* _EXERCISE DETAILS_
Could you say how many lines in the entries contain the string "value"? Give only that number.
[Opening TASK INPUT section]
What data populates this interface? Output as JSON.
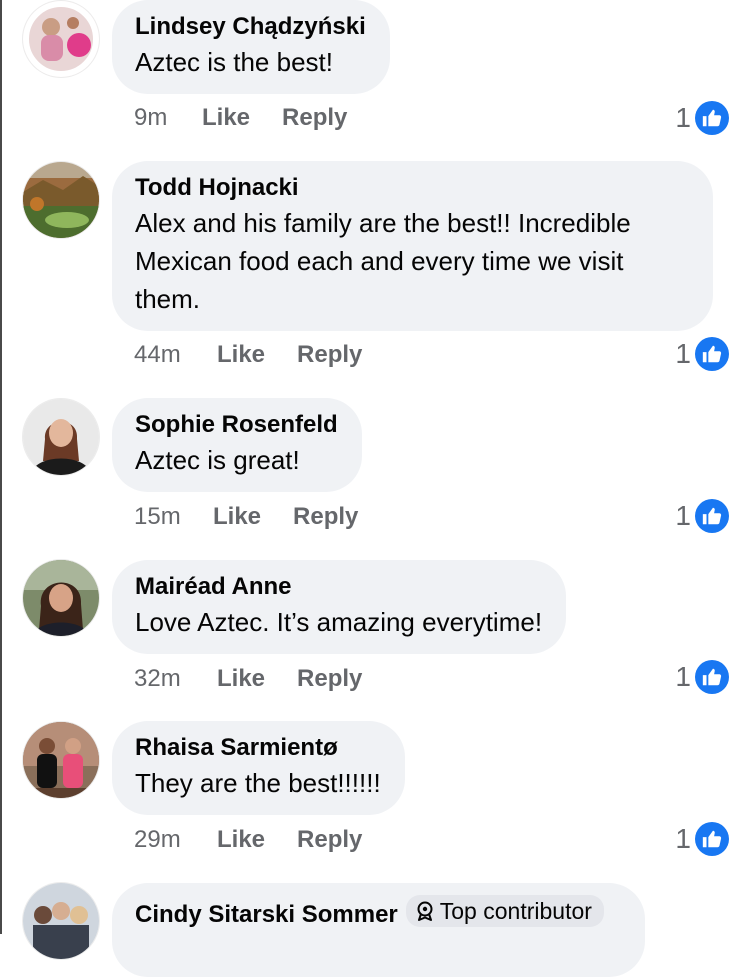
{
  "comments": [
    {
      "author": "Lindsey Chądzyński",
      "text": "Aztec is the best!",
      "time": "9m",
      "like_label": "Like",
      "reply_label": "Reply",
      "reaction_count": "1"
    },
    {
      "author": "Todd Hojnacki",
      "text": "Alex and his family are the best!! Incredible Mexican food each and every time we visit them.",
      "time": "44m",
      "like_label": "Like",
      "reply_label": "Reply",
      "reaction_count": "1"
    },
    {
      "author": "Sophie Rosenfeld",
      "text": "Aztec is great!",
      "time": "15m",
      "like_label": "Like",
      "reply_label": "Reply",
      "reaction_count": "1"
    },
    {
      "author": "Mairéad Anne",
      "text": "Love Aztec. It’s amazing everytime!",
      "time": "32m",
      "like_label": "Like",
      "reply_label": "Reply",
      "reaction_count": "1"
    },
    {
      "author": "Rhaisa Sarmientø",
      "text": "They are the best!!!!!!",
      "time": "29m",
      "like_label": "Like",
      "reply_label": "Reply",
      "reaction_count": "1"
    },
    {
      "author": "Cindy Sitarski Sommer",
      "badge": "Top contributor"
    }
  ],
  "colors": {
    "bubble": "#f0f2f5",
    "meta": "#65676b",
    "like_blue": "#1877f2"
  },
  "icons": {
    "reaction": "thumbs-up-icon",
    "badge": "top-contributor-icon"
  }
}
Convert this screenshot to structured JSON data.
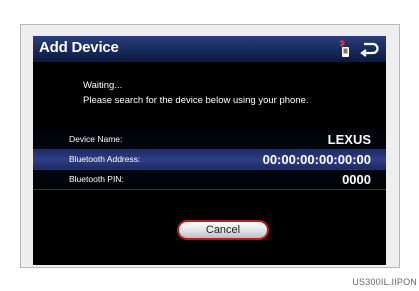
{
  "screen": {
    "title": "Add Device",
    "status_icon": "bluetooth-phone-icon",
    "back_icon": "back-arrow-icon",
    "message": {
      "line1": "Waiting...",
      "line2": "Please search for the device below using your phone."
    },
    "info_rows": [
      {
        "label": "Device Name:",
        "value": "LEXUS"
      },
      {
        "label": "Bluetooth Address:",
        "value": "00:00:00:00:00:00"
      },
      {
        "label": "Bluetooth PIN:",
        "value": "0000"
      }
    ],
    "cancel_label": "Cancel"
  },
  "caption": "US300IL.IIPON",
  "colors": {
    "header_blue": "#172a5c",
    "highlight_blue": "#2f3f86",
    "cancel_outline_red": "#c21a1a",
    "screen_background": "#000000"
  }
}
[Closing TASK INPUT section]
* _SOLVED PROBLEM_
3